Referencing this article in the Boston Globe about the high suicide rate among veterinarians, the above posted by In Defense of Animals stopped me in my tracks, first for a targeted "share for shares" on Facebook, then to share my thoughts here...
For several years I volunteered with City Critters Inc in NYC caring for rescues (mainly cats and kittens), counseling adopters and often handling intake requests - this last being the most difficult. I learned firsthand what those who accept this lifetime calling face on literally an hourly basis, often including life and death decisions and bullying from the "human" community. Several people I adored and would refer to as Earth Angels left this plane too soon.
It is hard to care for yourself under conditions where there is so much need and only so much of you. Even working 24/7 there will always be innocents your love cannot save, the need is just to great, the numbers loo large. This is where we all need to look at the bigger picture.
The first step, of course, is not to lose YOU! Burning out means you are able to accomplish less, not more - you can't achieve your highest if you are sick, tired, scared, beating yourself up, or simply not here. Once you learn to ground your activism in LOVE and carry on, you are also needed for step 2 -- more people are needed as fosterers, carers, adopters, donors etc. Using new tools it becomes a joy to invite others to join - we can do more for animals by reaching out to humans.
One of the lights of my life at the time was a young man who came to me with a photo of his cat and his beloved. She had passed away and he explained to me that the "cat hates me." I looked at the cute calico and sweet woman in the photo and I felt his grief just streaming. I KNEW he had to keep that cat, but did not think he could hear it in the moment. So I told him to send photos but hold onto her, if possible, until a space opened up. A couple of weeks and scant emails later, I received a photo - of him and now - HIS cat. I felt grateful and blessed.
You have to listen, without judgement, and act from the heart, it is so rewarding, And all you really have to lose is your harsh judgement of yourself.
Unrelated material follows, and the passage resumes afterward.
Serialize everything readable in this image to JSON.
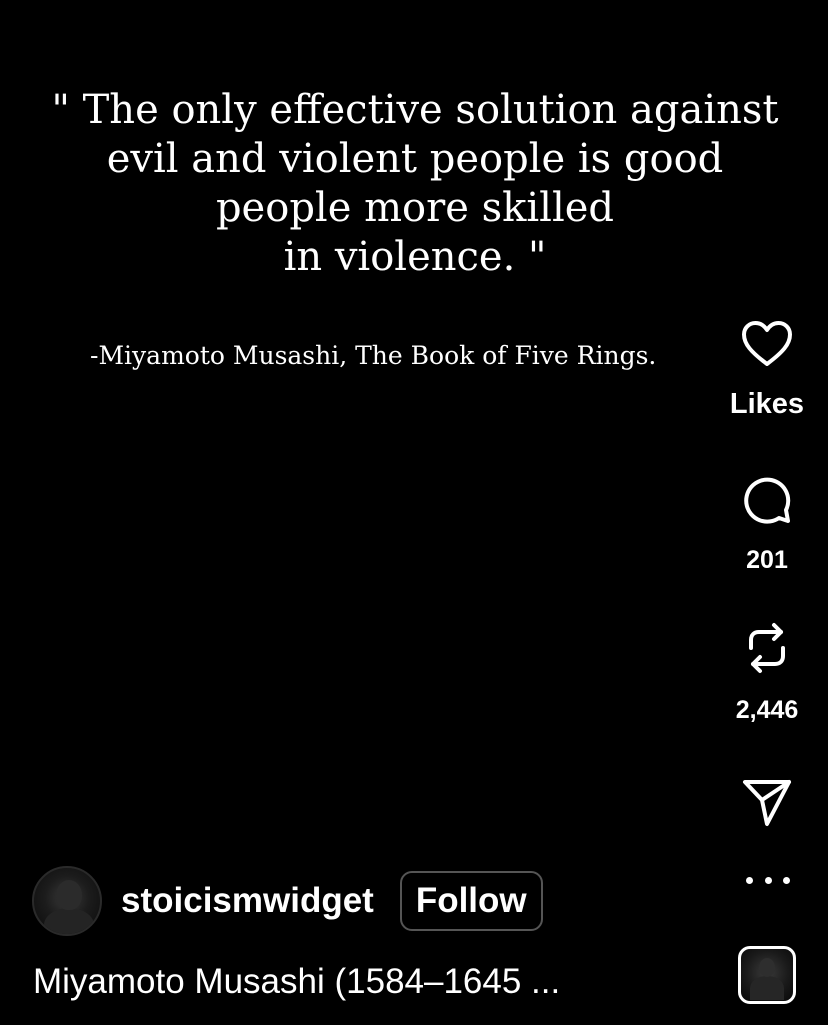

IDA offers a monthly forum to support animal activists: http://www.anymeeting.com/PIID=EC51D88484473E
Veterinarians, so many of whom encounter the same stresses and collaborate with rescues, can also find support at:http://www.criticalcarevet.ca/wellness
I am also pleased to offer individual guidance and recommendations of resources (such as davidji.com for meditation right now!) for rescuers on a pro-bono basis. Just knowing you do what you do makes my world a better place...